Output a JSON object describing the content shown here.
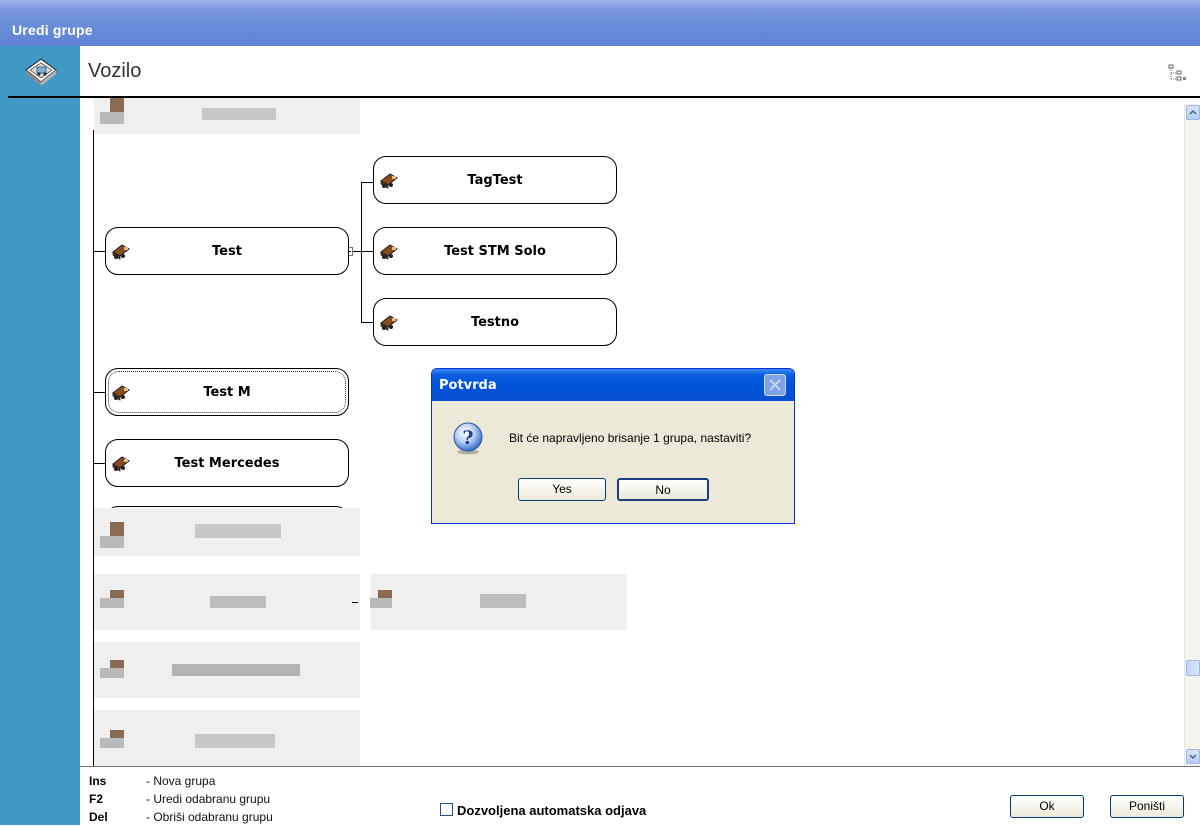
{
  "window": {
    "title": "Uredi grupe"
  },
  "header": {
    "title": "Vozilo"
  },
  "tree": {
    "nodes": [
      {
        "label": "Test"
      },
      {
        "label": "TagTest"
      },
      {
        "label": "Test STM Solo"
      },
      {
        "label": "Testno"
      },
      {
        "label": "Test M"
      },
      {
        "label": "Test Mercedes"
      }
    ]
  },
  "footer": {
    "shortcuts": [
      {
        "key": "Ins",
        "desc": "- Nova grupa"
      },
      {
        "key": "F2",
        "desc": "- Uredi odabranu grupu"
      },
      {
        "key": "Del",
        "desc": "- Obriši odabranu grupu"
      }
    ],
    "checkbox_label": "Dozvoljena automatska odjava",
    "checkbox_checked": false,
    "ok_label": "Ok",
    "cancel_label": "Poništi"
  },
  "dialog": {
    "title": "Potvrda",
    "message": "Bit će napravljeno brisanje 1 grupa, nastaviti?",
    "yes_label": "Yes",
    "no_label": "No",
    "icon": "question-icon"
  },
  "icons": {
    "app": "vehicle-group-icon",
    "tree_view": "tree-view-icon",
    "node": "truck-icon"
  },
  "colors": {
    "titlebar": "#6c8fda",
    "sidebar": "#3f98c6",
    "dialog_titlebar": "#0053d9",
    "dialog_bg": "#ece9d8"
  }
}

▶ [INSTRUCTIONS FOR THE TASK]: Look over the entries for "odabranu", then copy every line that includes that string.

▶ [RESULT OF THIS TASK]:
        "desc": "- Uredi odabranu grupu"
        "desc": "- Obriši odabranu grupu"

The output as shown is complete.